  1. Law enforcement officers who carry a firearm, have arrest power and have a badge.

  2. The survey, conducted by Pew in conjunction with the National Police Research Platform, was a national poll of officers in both police and sheriff’s departments with at least 100 officers. Pew interviewed 7,917 officers from 54 police and sheriff’s departments across the country between May 19 and Aug. 14, 2016 (6,795 interviews came from 43 municipal police departments, and 1,122 interviews came from 11 county sheriff’s departments).

  3. In a separate Pew Research survey conducted in 2016, just after the poll among police officers was completed, a nationally representative sample of 4,538 adults was asked a number of the same questions as the officers to allow for a direct comparison between the officers’ opinions and those of the general public.

  4. The letter was in response to events sponsored by Black Lives Matter to promote racial justice in public schools.

  5. Granted, this study is old, and the sample size of police officers was relatively small.

  6. LeCount relied on interviews of 65,485 nonpolice and 546 officers in the U.S. conducted between 1972 and 2014 as part of the General Social Survey. In GSS surveys, Americans were asked what their occupation was. LeCount, as he describes in his paper, thought this data was useful because officers weren’t being asked questions in the context of working in law enforcement (as they were in the Pew study). The GSS questions were about general racial attitudes among people who said they were officers, so the fact that many of these interviews were conducted before the emergence of Black Lives doesn’t detract from their usefulness. In fact, that most of the interviews were conducted before the emergence of BLM suggests that officers’ racial views were not a backlash to the movement but that they existed before.

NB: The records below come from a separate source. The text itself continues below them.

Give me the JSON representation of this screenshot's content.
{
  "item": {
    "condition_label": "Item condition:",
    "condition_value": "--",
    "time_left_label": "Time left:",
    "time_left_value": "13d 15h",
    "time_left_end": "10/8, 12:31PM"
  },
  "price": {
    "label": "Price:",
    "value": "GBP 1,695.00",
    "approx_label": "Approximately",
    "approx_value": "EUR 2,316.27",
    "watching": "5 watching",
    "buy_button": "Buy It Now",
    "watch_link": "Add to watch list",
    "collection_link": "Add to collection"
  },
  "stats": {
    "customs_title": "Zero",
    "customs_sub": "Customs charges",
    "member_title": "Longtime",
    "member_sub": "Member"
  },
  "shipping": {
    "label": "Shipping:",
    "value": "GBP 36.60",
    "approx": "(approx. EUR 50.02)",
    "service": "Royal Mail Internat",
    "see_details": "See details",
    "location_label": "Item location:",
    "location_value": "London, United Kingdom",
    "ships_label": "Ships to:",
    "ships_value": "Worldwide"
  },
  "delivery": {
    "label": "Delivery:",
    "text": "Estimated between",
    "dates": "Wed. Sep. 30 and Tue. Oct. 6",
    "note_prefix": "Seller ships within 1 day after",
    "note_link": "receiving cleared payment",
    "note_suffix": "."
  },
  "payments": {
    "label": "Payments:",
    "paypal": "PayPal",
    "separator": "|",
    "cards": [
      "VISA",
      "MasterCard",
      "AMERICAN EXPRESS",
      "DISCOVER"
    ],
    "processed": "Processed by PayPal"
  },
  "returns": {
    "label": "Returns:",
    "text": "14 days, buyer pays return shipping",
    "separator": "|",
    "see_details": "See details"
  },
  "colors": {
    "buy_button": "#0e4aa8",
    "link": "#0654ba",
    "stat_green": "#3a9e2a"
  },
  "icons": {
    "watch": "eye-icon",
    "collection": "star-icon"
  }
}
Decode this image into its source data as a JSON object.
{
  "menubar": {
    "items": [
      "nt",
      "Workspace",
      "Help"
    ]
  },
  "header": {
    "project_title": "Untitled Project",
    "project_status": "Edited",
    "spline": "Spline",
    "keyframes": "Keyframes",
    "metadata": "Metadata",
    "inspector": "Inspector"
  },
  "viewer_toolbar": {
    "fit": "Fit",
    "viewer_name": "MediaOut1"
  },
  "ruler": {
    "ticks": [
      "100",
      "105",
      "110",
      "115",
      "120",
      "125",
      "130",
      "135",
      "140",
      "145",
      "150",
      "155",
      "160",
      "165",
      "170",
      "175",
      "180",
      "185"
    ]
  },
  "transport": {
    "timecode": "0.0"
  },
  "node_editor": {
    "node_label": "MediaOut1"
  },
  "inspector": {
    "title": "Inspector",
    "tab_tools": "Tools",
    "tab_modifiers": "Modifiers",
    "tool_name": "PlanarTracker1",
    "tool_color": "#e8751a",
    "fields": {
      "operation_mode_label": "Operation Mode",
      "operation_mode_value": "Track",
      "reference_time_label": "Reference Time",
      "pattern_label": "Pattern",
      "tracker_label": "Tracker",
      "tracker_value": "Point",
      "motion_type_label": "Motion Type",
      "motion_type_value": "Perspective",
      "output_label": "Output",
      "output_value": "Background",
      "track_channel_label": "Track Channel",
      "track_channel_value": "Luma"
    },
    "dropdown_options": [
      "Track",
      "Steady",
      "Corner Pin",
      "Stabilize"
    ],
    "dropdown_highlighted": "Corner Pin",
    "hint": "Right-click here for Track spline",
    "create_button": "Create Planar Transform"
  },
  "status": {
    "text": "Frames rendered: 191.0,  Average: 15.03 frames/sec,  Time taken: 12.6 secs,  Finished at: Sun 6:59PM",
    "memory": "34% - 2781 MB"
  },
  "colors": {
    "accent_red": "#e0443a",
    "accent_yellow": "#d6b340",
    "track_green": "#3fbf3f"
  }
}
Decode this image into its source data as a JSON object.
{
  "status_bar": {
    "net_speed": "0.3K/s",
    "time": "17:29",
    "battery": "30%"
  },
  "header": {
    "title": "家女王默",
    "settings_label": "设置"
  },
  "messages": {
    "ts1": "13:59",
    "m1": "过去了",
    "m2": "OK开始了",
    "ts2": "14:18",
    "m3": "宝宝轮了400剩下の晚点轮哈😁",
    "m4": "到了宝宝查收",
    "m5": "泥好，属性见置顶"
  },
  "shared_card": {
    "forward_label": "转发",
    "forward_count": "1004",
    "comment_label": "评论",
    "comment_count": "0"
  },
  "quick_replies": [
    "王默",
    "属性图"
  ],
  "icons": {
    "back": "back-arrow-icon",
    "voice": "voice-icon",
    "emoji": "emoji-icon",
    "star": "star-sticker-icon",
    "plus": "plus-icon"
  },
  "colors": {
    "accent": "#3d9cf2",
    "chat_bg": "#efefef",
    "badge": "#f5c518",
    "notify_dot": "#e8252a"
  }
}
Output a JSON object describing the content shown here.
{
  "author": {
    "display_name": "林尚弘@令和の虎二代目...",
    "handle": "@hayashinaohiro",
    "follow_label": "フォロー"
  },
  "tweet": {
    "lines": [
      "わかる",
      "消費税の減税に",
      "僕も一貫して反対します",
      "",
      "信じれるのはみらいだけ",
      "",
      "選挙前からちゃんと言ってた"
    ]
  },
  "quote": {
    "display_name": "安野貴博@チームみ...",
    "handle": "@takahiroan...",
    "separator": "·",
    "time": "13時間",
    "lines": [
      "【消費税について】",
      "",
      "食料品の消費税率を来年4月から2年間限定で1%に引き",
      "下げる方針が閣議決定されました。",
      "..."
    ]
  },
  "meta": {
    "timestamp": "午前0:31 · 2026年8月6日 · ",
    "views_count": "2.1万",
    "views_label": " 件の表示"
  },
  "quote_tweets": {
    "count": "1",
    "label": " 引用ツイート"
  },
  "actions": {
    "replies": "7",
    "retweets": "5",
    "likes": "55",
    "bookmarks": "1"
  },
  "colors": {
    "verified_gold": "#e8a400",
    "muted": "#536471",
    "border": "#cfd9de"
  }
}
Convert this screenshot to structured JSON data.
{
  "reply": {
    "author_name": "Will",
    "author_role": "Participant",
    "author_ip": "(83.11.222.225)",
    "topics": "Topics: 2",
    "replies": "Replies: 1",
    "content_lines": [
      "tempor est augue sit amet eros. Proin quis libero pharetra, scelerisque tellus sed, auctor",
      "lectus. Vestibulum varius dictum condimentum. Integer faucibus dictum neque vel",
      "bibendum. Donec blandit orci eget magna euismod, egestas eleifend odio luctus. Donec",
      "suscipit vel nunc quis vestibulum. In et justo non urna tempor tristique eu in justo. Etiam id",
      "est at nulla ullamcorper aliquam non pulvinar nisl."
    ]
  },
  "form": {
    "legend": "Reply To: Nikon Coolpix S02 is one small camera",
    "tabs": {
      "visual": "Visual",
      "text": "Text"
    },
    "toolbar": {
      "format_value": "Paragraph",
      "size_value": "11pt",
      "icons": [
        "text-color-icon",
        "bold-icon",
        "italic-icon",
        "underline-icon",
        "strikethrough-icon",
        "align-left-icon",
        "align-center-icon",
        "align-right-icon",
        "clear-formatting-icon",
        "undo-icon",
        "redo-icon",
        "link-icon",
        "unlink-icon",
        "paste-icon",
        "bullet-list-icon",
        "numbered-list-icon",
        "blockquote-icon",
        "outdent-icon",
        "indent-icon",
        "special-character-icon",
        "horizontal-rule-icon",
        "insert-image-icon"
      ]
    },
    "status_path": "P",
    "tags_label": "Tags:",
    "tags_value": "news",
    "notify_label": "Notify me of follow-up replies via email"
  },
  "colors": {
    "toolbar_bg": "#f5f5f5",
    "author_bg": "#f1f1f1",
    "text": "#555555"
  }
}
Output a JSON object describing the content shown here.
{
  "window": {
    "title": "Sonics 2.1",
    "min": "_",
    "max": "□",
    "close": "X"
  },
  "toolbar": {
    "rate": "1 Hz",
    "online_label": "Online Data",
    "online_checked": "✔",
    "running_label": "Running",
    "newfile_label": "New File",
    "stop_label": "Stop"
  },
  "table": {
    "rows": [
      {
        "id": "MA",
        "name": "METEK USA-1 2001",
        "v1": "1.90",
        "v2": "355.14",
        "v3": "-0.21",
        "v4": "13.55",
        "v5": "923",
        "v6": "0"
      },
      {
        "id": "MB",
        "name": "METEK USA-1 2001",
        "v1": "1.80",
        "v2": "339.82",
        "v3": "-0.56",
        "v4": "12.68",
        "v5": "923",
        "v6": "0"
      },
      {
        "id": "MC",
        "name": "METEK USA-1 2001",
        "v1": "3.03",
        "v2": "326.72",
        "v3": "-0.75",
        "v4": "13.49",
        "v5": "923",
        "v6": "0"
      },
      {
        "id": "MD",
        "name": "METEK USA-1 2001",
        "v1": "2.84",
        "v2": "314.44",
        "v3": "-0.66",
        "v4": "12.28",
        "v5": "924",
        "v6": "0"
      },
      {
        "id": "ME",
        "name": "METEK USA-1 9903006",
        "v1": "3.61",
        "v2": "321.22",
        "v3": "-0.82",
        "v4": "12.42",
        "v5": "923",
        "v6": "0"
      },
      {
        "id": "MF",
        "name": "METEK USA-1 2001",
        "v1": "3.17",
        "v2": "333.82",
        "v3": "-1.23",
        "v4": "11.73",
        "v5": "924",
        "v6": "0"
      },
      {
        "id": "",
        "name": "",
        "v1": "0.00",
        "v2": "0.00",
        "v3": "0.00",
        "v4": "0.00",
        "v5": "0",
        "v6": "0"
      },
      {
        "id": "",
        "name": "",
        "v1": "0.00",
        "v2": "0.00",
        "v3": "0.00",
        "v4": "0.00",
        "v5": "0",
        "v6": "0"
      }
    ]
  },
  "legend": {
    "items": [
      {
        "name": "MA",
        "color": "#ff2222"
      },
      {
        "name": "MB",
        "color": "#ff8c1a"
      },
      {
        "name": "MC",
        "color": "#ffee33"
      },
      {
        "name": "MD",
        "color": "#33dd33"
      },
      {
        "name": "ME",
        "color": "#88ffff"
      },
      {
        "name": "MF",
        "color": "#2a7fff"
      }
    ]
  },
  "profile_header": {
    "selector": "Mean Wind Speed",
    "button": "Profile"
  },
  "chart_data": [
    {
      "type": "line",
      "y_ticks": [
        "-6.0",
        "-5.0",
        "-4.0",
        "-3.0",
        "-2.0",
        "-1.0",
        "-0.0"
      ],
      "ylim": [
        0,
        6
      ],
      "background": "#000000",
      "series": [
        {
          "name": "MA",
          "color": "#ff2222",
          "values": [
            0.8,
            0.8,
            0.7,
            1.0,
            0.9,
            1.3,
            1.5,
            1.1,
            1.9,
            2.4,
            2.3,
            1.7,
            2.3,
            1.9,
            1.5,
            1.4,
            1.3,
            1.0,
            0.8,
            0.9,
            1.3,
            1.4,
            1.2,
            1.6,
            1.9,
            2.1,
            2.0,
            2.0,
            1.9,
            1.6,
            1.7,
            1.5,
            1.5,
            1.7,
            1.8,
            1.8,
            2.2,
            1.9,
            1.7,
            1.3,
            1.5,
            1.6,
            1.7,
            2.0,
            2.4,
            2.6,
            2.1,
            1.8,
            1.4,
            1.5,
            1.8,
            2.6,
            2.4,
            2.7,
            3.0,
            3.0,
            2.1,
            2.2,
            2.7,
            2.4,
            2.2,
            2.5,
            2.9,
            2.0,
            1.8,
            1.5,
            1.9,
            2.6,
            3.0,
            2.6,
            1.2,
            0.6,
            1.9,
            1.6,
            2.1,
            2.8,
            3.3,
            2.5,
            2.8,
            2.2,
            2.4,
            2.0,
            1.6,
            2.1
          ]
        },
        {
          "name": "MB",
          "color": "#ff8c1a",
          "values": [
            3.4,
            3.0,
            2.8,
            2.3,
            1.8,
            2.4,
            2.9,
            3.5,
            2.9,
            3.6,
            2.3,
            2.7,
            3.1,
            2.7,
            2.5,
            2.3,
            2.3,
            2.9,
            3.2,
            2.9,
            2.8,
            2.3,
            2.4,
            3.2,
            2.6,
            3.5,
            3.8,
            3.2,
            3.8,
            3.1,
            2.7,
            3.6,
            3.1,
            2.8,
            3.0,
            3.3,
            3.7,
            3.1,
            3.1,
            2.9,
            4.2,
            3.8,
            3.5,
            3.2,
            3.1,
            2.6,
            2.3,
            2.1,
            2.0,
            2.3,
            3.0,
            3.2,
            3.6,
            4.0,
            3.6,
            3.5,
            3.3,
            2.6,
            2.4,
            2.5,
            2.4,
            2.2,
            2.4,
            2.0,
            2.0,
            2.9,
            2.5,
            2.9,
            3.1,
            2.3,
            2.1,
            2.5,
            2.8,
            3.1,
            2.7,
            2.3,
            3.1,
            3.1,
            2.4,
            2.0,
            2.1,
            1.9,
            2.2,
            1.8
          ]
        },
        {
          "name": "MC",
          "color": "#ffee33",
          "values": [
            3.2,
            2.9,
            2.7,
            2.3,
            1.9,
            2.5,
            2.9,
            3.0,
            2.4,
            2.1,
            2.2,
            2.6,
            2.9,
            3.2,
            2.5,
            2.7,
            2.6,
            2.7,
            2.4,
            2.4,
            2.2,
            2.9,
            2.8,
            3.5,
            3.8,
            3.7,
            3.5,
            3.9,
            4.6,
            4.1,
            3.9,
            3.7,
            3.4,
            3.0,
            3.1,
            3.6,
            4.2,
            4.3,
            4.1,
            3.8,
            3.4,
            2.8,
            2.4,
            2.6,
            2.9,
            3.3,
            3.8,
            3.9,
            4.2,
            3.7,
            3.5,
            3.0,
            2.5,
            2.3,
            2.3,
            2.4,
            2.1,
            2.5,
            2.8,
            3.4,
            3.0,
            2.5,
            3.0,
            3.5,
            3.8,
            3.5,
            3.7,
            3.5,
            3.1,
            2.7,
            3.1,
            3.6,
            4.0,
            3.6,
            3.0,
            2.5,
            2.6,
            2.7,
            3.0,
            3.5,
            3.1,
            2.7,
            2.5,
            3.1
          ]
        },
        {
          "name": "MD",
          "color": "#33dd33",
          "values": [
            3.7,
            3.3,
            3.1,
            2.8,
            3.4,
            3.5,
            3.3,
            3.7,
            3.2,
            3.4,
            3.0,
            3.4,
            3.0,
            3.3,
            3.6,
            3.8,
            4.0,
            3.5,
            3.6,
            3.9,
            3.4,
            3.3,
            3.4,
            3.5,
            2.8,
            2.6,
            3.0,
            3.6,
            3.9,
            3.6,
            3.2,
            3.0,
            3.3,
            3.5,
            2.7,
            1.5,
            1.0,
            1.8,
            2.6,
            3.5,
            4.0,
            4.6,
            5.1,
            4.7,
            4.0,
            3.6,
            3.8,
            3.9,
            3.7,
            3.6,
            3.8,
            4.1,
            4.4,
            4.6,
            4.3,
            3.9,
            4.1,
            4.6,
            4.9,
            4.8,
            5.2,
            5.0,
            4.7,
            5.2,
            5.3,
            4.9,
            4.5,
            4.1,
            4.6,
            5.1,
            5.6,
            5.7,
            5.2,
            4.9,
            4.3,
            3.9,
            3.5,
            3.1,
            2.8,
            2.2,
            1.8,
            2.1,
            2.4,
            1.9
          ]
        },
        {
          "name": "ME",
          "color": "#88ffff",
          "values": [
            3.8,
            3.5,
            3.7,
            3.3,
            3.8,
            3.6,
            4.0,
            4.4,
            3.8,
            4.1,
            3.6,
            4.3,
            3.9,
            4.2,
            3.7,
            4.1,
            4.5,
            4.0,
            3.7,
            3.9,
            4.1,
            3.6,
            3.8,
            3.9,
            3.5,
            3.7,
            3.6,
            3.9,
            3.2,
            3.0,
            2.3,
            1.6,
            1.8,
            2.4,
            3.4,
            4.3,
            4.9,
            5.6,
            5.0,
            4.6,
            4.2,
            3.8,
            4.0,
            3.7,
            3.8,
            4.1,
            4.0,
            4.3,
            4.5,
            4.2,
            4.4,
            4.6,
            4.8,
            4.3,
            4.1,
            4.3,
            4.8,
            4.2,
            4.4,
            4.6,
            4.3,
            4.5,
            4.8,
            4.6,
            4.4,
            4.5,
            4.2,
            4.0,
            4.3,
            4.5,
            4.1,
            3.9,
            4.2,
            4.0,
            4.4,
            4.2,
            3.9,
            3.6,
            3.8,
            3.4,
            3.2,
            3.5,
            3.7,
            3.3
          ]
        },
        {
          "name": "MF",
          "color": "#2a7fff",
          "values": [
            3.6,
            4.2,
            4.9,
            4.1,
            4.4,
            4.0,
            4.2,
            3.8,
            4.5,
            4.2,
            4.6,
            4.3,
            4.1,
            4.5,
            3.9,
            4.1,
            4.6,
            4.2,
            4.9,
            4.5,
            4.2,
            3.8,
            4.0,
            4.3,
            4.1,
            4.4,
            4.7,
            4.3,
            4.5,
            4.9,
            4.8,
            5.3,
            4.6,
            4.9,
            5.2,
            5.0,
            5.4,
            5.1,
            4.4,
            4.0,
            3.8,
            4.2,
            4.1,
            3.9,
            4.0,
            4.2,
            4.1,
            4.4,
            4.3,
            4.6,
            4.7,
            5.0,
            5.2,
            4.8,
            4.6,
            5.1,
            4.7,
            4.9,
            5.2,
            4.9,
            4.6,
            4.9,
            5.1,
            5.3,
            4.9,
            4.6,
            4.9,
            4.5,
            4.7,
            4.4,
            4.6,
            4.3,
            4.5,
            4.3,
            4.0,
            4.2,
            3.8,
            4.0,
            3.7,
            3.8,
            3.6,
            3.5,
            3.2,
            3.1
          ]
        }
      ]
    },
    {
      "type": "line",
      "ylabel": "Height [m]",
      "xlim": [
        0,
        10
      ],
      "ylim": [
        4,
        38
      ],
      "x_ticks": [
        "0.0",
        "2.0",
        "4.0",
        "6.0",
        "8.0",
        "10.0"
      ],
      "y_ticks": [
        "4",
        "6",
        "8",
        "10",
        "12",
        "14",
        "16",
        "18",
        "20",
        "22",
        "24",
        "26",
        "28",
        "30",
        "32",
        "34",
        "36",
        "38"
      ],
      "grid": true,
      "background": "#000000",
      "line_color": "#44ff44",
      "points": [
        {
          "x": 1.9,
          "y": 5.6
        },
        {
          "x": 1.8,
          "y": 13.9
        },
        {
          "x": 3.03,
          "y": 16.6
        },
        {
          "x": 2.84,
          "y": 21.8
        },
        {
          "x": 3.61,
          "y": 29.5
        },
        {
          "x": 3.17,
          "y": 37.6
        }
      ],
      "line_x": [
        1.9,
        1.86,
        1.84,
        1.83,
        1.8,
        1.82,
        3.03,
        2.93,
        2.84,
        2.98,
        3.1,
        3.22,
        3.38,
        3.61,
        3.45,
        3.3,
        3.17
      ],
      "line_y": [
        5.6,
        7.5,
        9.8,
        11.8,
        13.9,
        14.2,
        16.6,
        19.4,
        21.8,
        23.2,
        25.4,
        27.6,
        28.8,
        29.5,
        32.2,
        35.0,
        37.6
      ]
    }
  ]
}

  7. The 2016 Pew survey broke down some responses by gender and race, which we refer to here. The views of Hispanic officers didn’t fit a pattern — they aligned with the views of white officers on some issues and with black officers on others. A clear majority of Hispanic officers (72 percent), like their white counterparts, viewed instances when police have killed black Americans as isolated incidents. But black (84 percent) and Hispanic (78 percent) officers were more likely than white officers (69 percent) to say that it was important for officers to “have detailed knowledge of the people, places and culture in the areas where they work.”

  8. Hispanic people can be of any race.

  9. It’s worth emphasizing that black officers were frustrated with the FOP endorsement of Trump, again showing that police views reflect dynamics in broader American society.

Perry Bacon Jr. was a senior writer for FiveThirtyEight.